Among the records below, find each line that includes the string "JSON" and copy it.

### Data listing

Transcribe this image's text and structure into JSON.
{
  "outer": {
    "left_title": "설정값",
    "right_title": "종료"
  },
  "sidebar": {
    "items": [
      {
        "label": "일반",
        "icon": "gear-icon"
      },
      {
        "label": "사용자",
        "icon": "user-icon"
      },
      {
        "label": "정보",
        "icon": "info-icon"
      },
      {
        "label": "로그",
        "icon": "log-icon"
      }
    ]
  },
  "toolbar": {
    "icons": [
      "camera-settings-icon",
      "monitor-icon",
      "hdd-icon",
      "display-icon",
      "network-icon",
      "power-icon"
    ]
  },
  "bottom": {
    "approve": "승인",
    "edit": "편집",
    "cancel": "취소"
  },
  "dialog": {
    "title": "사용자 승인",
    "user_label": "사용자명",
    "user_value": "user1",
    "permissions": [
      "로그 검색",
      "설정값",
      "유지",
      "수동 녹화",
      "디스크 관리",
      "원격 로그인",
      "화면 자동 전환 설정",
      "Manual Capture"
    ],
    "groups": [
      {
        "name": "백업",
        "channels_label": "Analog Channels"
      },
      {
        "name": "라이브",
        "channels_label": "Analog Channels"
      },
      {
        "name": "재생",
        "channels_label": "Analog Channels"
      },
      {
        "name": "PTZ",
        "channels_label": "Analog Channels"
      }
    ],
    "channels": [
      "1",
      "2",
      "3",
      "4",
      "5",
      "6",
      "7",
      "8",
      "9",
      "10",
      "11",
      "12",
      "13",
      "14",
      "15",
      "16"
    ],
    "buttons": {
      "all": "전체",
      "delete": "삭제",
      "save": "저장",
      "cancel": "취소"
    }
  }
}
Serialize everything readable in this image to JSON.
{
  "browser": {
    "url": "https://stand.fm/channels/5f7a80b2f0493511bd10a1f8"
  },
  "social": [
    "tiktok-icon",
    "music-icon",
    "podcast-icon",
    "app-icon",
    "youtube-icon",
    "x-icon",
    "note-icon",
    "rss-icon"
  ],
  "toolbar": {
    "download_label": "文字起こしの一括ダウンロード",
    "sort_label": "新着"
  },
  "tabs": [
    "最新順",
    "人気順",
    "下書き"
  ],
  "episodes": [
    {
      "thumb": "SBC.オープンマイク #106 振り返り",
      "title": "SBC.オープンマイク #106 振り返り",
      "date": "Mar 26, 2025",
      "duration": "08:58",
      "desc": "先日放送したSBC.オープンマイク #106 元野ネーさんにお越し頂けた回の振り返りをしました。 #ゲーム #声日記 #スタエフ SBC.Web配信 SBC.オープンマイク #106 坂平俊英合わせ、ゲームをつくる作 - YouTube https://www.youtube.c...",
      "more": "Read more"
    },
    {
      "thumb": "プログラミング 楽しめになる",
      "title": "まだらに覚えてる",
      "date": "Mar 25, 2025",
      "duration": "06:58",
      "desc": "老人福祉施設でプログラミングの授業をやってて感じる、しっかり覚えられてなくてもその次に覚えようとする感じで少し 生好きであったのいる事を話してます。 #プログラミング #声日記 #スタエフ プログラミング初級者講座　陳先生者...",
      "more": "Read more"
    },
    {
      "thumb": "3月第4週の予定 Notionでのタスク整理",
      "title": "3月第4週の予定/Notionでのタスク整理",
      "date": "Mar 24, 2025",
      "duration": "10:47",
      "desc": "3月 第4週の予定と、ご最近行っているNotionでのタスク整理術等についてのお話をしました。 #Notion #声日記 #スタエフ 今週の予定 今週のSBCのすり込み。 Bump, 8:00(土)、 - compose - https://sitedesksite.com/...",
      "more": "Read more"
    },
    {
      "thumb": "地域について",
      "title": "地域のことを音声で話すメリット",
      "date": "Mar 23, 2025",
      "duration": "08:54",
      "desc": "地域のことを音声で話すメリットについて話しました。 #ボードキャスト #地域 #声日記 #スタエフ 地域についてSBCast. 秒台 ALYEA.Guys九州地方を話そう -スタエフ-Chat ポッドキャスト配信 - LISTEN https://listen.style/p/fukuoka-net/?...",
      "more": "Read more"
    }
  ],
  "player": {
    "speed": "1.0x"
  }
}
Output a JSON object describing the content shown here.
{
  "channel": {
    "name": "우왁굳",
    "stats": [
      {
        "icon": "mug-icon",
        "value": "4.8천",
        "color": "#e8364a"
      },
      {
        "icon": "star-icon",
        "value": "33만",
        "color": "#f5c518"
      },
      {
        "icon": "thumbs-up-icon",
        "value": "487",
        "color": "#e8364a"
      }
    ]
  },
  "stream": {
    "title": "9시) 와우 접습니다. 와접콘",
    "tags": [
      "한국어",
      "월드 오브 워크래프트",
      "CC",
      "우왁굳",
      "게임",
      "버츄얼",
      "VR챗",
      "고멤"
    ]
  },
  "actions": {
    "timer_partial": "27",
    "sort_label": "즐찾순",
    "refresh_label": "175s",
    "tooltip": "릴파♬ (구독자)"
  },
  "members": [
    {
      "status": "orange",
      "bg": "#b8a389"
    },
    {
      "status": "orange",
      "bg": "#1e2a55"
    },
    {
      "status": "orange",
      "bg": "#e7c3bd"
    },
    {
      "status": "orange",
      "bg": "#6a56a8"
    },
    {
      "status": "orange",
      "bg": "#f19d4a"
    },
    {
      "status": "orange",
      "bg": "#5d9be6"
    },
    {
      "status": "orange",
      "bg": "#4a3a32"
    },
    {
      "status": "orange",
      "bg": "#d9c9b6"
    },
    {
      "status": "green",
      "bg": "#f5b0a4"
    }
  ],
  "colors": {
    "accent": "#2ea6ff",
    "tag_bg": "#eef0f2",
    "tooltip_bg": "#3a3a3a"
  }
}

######

_Expected answer_
Transcribe this image's text and structure into JSON.
Serialize everything readable in this image to JSON.
Output a JSON object describing the content shown here.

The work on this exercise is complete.